"For on that day He will forgive you, to purify (letaher) you from all of your sins - you will be purified (titharu) before the Lord." What kind of taharah is Leviticus 16:30 talking about?
According to Rav Joseph Soloveitchik, you reach taharah when you have not only overcome your weaknesses - for that you receive kaparah (forgiveness) - but when have made changes in your life so that you will never regress to your former ways. The Talmud gives the example of a gambler destroying his dice and a pigeon racer breaking his bird traps (Sanhedrin 25b) .
Rabbi Akiva famously declared, "Fortunate are you Israel! Who is it before whom you become tahor? And Who is it Who makes you tahor? Your Father Who is in heaven" (Talmud, Yoma 8:9).

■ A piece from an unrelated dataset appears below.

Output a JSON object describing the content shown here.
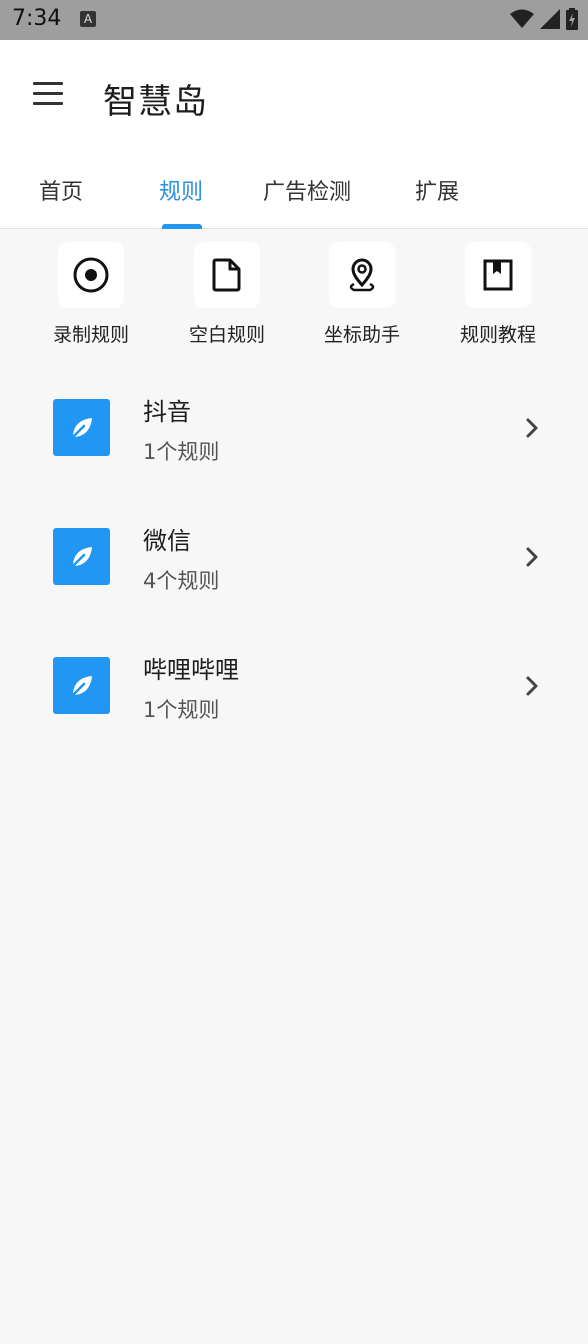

Ever the optimist, Rabbi Akiva focuses on the joy of taharah, the very fact that it is possible and that the process offers us a chance for a new closeness to God.